» **PROBLEM REQUIREMENTS**: Check each line below for the word "Choose", and copy those that have it.

» **DATA EXTRACT**:
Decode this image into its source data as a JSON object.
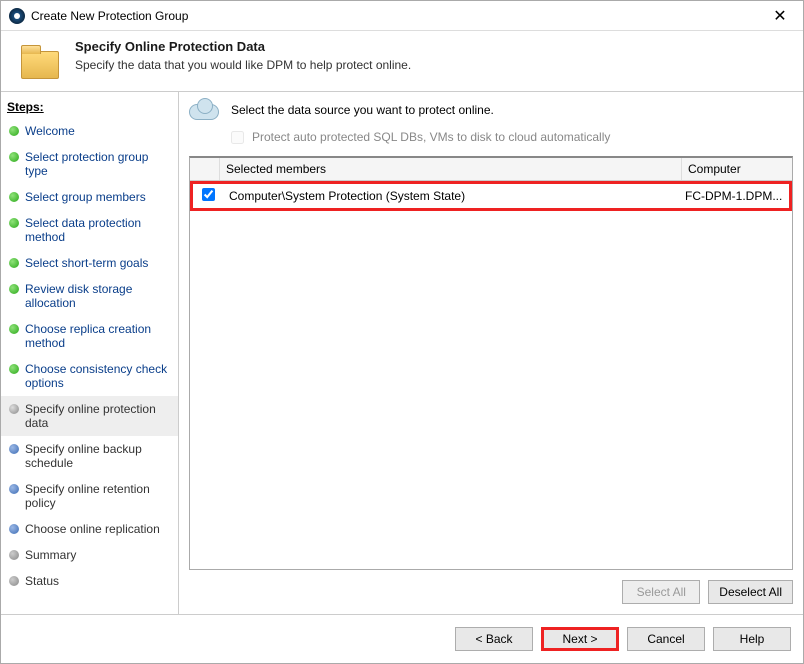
{
  "window": {
    "title": "Create New Protection Group"
  },
  "header": {
    "title": "Specify Online Protection Data",
    "subtitle": "Specify the data that you would like DPM to help protect online."
  },
  "sidebar": {
    "label": "Steps:",
    "items": [
      {
        "label": "Welcome",
        "state": "done",
        "link": true
      },
      {
        "label": "Select protection group type",
        "state": "done",
        "link": true
      },
      {
        "label": "Select group members",
        "state": "done",
        "link": true
      },
      {
        "label": "Select data protection method",
        "state": "done",
        "link": true
      },
      {
        "label": "Select short-term goals",
        "state": "done",
        "link": true
      },
      {
        "label": "Review disk storage allocation",
        "state": "done",
        "link": true
      },
      {
        "label": "Choose replica creation method",
        "state": "done",
        "link": true
      },
      {
        "label": "Choose consistency check options",
        "state": "done",
        "link": true
      },
      {
        "label": "Specify online protection data",
        "state": "current",
        "link": false
      },
      {
        "label": "Specify online backup schedule",
        "state": "pending",
        "link": false
      },
      {
        "label": "Specify online retention policy",
        "state": "pending",
        "link": false
      },
      {
        "label": "Choose online replication",
        "state": "pending",
        "link": false
      },
      {
        "label": "Summary",
        "state": "gray",
        "link": false
      },
      {
        "label": "Status",
        "state": "gray",
        "link": false
      }
    ]
  },
  "main": {
    "instruction": "Select the data source you want to protect online.",
    "auto_protect_checkbox_label": "Protect auto protected SQL DBs, VMs to disk to cloud automatically",
    "auto_protect_checked": false,
    "columns": {
      "checkbox": "",
      "members": "Selected members",
      "computer": "Computer"
    },
    "rows": [
      {
        "checked": true,
        "member": "Computer\\System Protection (System State)",
        "computer": "FC-DPM-1.DPM..."
      }
    ],
    "buttons": {
      "select_all": "Select All",
      "deselect_all": "Deselect All"
    }
  },
  "footer": {
    "back": "< Back",
    "next": "Next >",
    "cancel": "Cancel",
    "help": "Help"
  }
}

» **RESPONSE AREA**:
        "label": "Choose replica creation method",
        "label": "Choose consistency check options",
        "label": "Choose online replication",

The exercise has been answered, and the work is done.